That’s what’s astonishing to me — why I keep writing about this even though every component of it seems to have been written to death. Because just two days ago, I was watching the footage of all these women, so many of them, giving their statements about the ex-USA Gymnastics team doctor Larry Nassar, explaining what he did to them and their lives. And the toll just seems enormous; it feels impossible to not talk about.
And after a week of trying to figure out what I think of this Ansari story, I’ve landed on something more tentative: that I want to hear more stories like this, stories that make me see some things more clearly, but confuse me entirely about other lines. Because it’s hard to decide the exact extent and degree of Ansari’s crime — if it is a crime to be a jerk to begin with. But for me, that’s no longer the point.
I want to hear all the parts of this system. Not just the crimes, not just the worst days of people’s lives — but all the other parts as well. If we live in a system that make us all complicit, then it’s fine to have stories in which it’s not immediately clear that one person is the villain and the other the victim. It’s okay to have stories that are more uncomfortable than righteous, that are more about fuzzy lines (How should we behave on dates? How should we ask for and communicate consent? How do we navigate the weird power dynamics of attraction and rejection, of gender and class and desire?) than the really clear ones (Don’t rape, don’t use your power to coerce people, etc.)
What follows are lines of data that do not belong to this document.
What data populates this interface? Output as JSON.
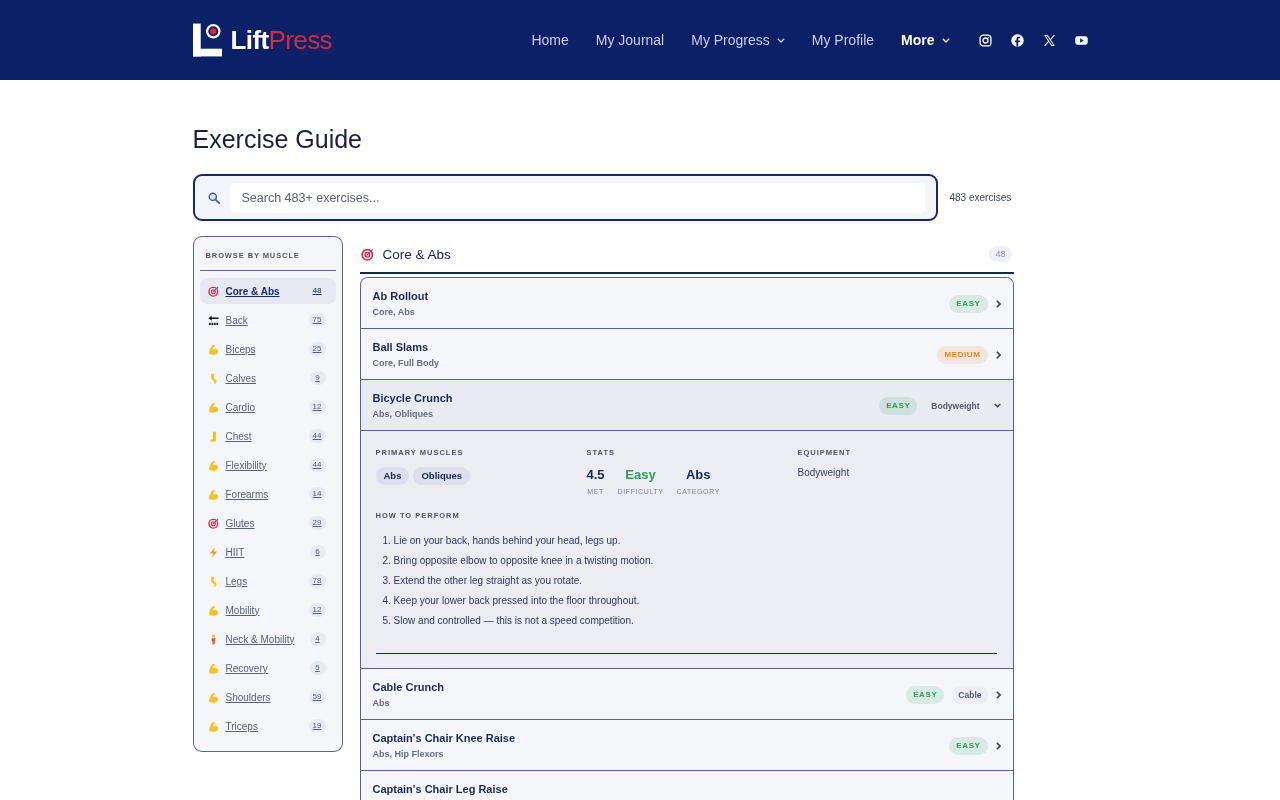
{
  "header": {
    "brand": {
      "parts": [
        "Lift",
        "Press"
      ]
    },
    "nav": [
      {
        "label": "Home",
        "has_menu": false,
        "selected": false
      },
      {
        "label": "My Journal",
        "has_menu": false,
        "selected": false
      },
      {
        "label": "My Progress",
        "has_menu": true,
        "selected": false
      },
      {
        "label": "My Profile",
        "has_menu": false,
        "selected": false
      },
      {
        "label": "More",
        "has_menu": true,
        "selected": true
      }
    ]
  },
  "page": {
    "title": "Exercise Guide"
  },
  "search": {
    "placeholder": "Search 483+ exercises...",
    "result_count": "483 exercises"
  },
  "sidebar": {
    "heading": "BROWSE BY MUSCLE",
    "items": [
      {
        "label": "Core & Abs",
        "count": "48",
        "kind": "target",
        "selected": true
      },
      {
        "label": "Back",
        "count": "75",
        "kind": "back",
        "selected": false
      },
      {
        "label": "Biceps",
        "count": "25",
        "kind": "arm",
        "selected": false
      },
      {
        "label": "Calves",
        "count": "9",
        "kind": "leg",
        "selected": false
      },
      {
        "label": "Cardio",
        "count": "12",
        "kind": "arm",
        "selected": false
      },
      {
        "label": "Chest",
        "count": "44",
        "kind": "foot",
        "selected": false
      },
      {
        "label": "Flexibility",
        "count": "44",
        "kind": "arm",
        "selected": false
      },
      {
        "label": "Forearms",
        "count": "14",
        "kind": "arm",
        "selected": false
      },
      {
        "label": "Glutes",
        "count": "29",
        "kind": "target",
        "selected": false
      },
      {
        "label": "HIIT",
        "count": "6",
        "kind": "bolt",
        "selected": false
      },
      {
        "label": "Legs",
        "count": "78",
        "kind": "leg",
        "selected": false
      },
      {
        "label": "Mobility",
        "count": "12",
        "kind": "arm",
        "selected": false
      },
      {
        "label": "Neck & Mobility",
        "count": "4",
        "kind": "person",
        "selected": false
      },
      {
        "label": "Recovery",
        "count": "5",
        "kind": "arm",
        "selected": false
      },
      {
        "label": "Shoulders",
        "count": "59",
        "kind": "arm",
        "selected": false
      },
      {
        "label": "Triceps",
        "count": "19",
        "kind": "arm",
        "selected": false
      }
    ]
  },
  "section": {
    "title": "Core & Abs",
    "count": "48"
  },
  "rows": [
    {
      "name": "Ab Rollout",
      "muscles": "Core, Abs",
      "difficulty": {
        "text": "EASY",
        "color": "#2f9e5c"
      },
      "expanded": false
    },
    {
      "name": "Ball Slams",
      "muscles": "Core, Full Body",
      "difficulty": {
        "text": "MEDIUM",
        "color": "#e5852a"
      },
      "expanded": false
    },
    {
      "name": "Bicycle Crunch",
      "muscles": "Abs, Obliques",
      "difficulty": {
        "text": "EASY",
        "color": "#2f9e5c"
      },
      "equipment": "Bodyweight",
      "expanded": true,
      "details": {
        "muscles_label": "PRIMARY MUSCLES",
        "muscles": [
          "Abs",
          "Obliques"
        ],
        "stats_label": "STATS",
        "stats": [
          {
            "value": "4.5",
            "label": "MET",
            "color": "#1c2657"
          },
          {
            "value": "Easy",
            "label": "DIFFICULTY",
            "color": "#2f9e5c"
          },
          {
            "value": "Abs",
            "label": "CATEGORY",
            "color": "#1c2657"
          }
        ],
        "equipment_label": "EQUIPMENT",
        "equipment": "Bodyweight",
        "steps_label": "HOW TO PERFORM",
        "steps": [
          "1. Lie on your back, hands behind your head, legs up.",
          "2. Bring opposite elbow to opposite knee in a twisting motion.",
          "3. Extend the other leg straight as you rotate.",
          "4. Keep your lower back pressed into the floor throughout.",
          "5. Slow and controlled — this is not a speed competition."
        ]
      }
    },
    {
      "name": "Cable Crunch",
      "muscles": "Abs",
      "difficulty": {
        "text": "EASY",
        "color": "#2f9e5c"
      },
      "equipment": "Cable",
      "expanded": false
    },
    {
      "name": "Captain's Chair Knee Raise",
      "muscles": "Abs, Hip Flexors",
      "difficulty": {
        "text": "EASY",
        "color": "#2f9e5c"
      },
      "expanded": false
    },
    {
      "name": "Captain's Chair Leg Raise"
    }
  ]
}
But to hear all these stories, we need to create a space for them. Because if the point is truth and reconciliation, then we can’t start every conversation with the question of who’s right or wrong: the man or the woman? I’m not saying that people should be forgiven, or go scot-free for horrible things they’ve done just because they write a blog post about it. But I do think we need more breathing room for people to confess: to allow for the words to come out. And that doesn’t always mean forgiveness (though in some cases, it might), but it does mean being a little less hasty even when someone’s words bring sorrow and anger rushing to your mind. It means knowing that the worst among us are among us for a reason. We need to be okay with talking about the less obviously bad, the less obviously good and all the shades between that. We need to be okay with hearing about it too, without jumping to make a judgment about rights and wrongs.
For my first column in The Daily, I used one of my favorite quotes. It’s by Fred Moten, who says, “I believe in the world and want to be in it. I want to be in it all the way to the end of it because I believe in another world and I want to be in that.”
I think of that quote often when my head hurts with all the anger and helplessness I feel on reading the stories coming out of the #MeToo movement. And I think I agree with Chappelle on another point: Fear does not make for a lasting peace. It is not enough — we need something more. We need for everyone to see what this world is like, to really know what it means to live in it, for everyone who lives in it. We need space for people to talk about all the shitty things they’ve been a part of. We need, now more than ever, to be in this world and say what we’ve done, and what we’ve seen. So tomorrow’s world can be different.
Contact Rhea Karuturi at rheakaru ‘at’ stanford.edu.